Thursday, March 01, 2018

Tax the rich, ride the rollercoaster

Last year, the Atlantic had an article about the fiscal problems in Connecticut which included this tidbit:
In the last decade, Connecticut’s millionaires have accounted for as much as 30 percent of the state’s income-tax revenue. This is a problem, because the investment income of financiers is volatile. When hedge funds’ earnings falter, as they have in the last few years, Connecticut feels the pain.

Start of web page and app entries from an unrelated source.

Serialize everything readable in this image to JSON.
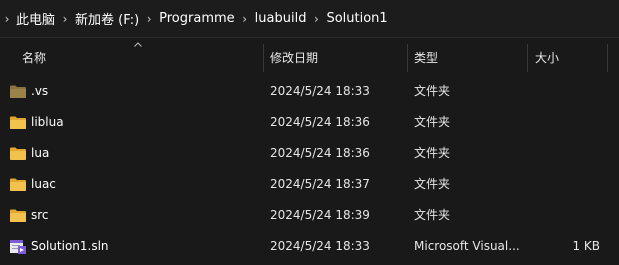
{
  "breadcrumb": {
    "items": [
      "此电脑",
      "新加卷 (F:)",
      "Programme",
      "luabuild",
      "Solution1"
    ],
    "separator": "›"
  },
  "columns": {
    "name": "名称",
    "date": "修改日期",
    "type": "类型",
    "size": "大小"
  },
  "files": [
    {
      "name": ".vs",
      "date": "2024/5/24 18:33",
      "type": "文件夹",
      "size": "",
      "icon": "folder-hidden-icon"
    },
    {
      "name": "liblua",
      "date": "2024/5/24 18:36",
      "type": "文件夹",
      "size": "",
      "icon": "folder-icon"
    },
    {
      "name": "lua",
      "date": "2024/5/24 18:36",
      "type": "文件夹",
      "size": "",
      "icon": "folder-icon"
    },
    {
      "name": "luac",
      "date": "2024/5/24 18:37",
      "type": "文件夹",
      "size": "",
      "icon": "folder-icon"
    },
    {
      "name": "src",
      "date": "2024/5/24 18:39",
      "type": "文件夹",
      "size": "",
      "icon": "folder-icon"
    },
    {
      "name": "Solution1.sln",
      "date": "2024/5/24 18:33",
      "type": "Microsoft Visual...",
      "size": "1 KB",
      "icon": "visual-studio-solution-icon"
    }
  ],
  "colors": {
    "background": "#191919",
    "folder": "#f2c14e",
    "folder_hidden": "#8a7340",
    "vs_purple": "#7b5cd6"
  }
}
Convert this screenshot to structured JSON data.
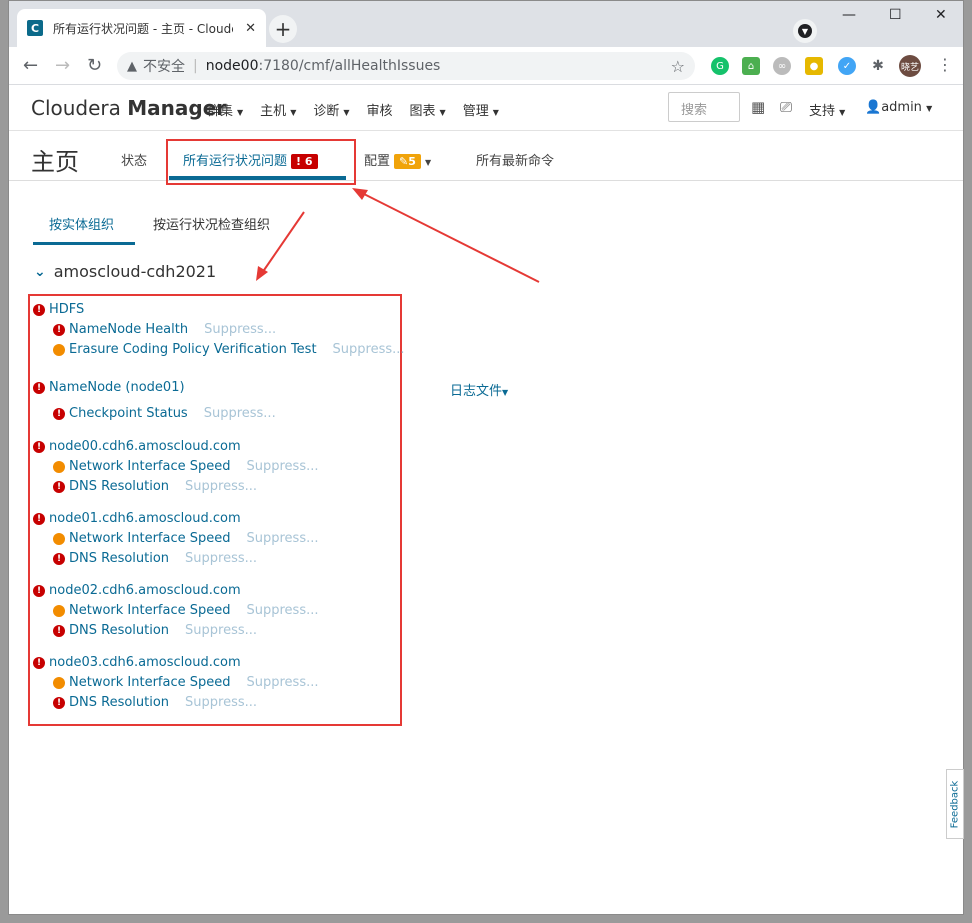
{
  "browser": {
    "tab_title": "所有运行状况问题 - 主页 - Cloudera",
    "favicon_letter": "C",
    "address_warning": "不安全",
    "url_host": "node00",
    "url_path": ":7180/cmf/allHealthIssues",
    "profile_text": "晓艺"
  },
  "header": {
    "logo_light": "Cloudera ",
    "logo_bold": "Manager",
    "menu": [
      "群集",
      "主机",
      "诊断",
      "审核",
      "图表",
      "管理"
    ],
    "search_placeholder": "搜索",
    "support": "支持",
    "user": "admin"
  },
  "subnav": {
    "page_title": "主页",
    "tab_status": "状态",
    "tab_issues": "所有运行状况问题",
    "issues_count": "6",
    "tab_config": "配置",
    "config_count": "5",
    "tab_commands": "所有最新命令"
  },
  "inner_tabs": [
    "按实体组织",
    "按运行状况检查组织"
  ],
  "cluster_name": "amoscloud-cdh2021",
  "suppress_label": "Suppress...",
  "log_files_label": "日志文件",
  "feedback_label": "Feedback",
  "groups": [
    {
      "name": "HDFS",
      "items": [
        {
          "label": "NameNode Health",
          "severity": "bad"
        },
        {
          "label": "Erasure Coding Policy Verification Test",
          "severity": "concerning"
        }
      ]
    },
    {
      "name": "NameNode (node01)",
      "items": [
        {
          "label": "Checkpoint Status",
          "severity": "bad"
        }
      ]
    },
    {
      "name": "node00.cdh6.amoscloud.com",
      "items": [
        {
          "label": "Network Interface Speed",
          "severity": "concerning"
        },
        {
          "label": "DNS Resolution",
          "severity": "bad"
        }
      ]
    },
    {
      "name": "node01.cdh6.amoscloud.com",
      "items": [
        {
          "label": "Network Interface Speed",
          "severity": "concerning"
        },
        {
          "label": "DNS Resolution",
          "severity": "bad"
        }
      ]
    },
    {
      "name": "node02.cdh6.amoscloud.com",
      "items": [
        {
          "label": "Network Interface Speed",
          "severity": "concerning"
        },
        {
          "label": "DNS Resolution",
          "severity": "bad"
        }
      ]
    },
    {
      "name": "node03.cdh6.amoscloud.com",
      "items": [
        {
          "label": "Network Interface Speed",
          "severity": "concerning"
        },
        {
          "label": "DNS Resolution",
          "severity": "bad"
        }
      ]
    }
  ],
  "colors": {
    "link": "#0a6a94",
    "bad": "#c70000",
    "concerning": "#f28c00",
    "annotation": "#e53935"
  }
}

Indeed, the state’s income-tax revenue ... tracks capital gains ... so closely that Connecticut’s tax coffers are essentially a barometer of the health of financial markets.
The results (which can be seen in the embedded graph) are an extremely volatile revenue stream for the state.  Connecticut has to hope that the "rich get richer" because that's where the tax revenues are.

So if 30% of your state revenue is paid by millionaires, what do you get when your state has half of all taxes paid for by the top 1%?  You get the worst "quality of life" in the United States:
If the stock market shifts from gains to losses, Standard & Poor’s said, the budget could be negatively impacted in a major way because about half of the state’s revenue comes from the wealthiest 1% in California.
They're really hoping that the next Avengers movie can pay the bills in Sacramento.

1 comment:

Anonymous said...

Another measurement:

All those taker states aren't helping the maker states' bottom line.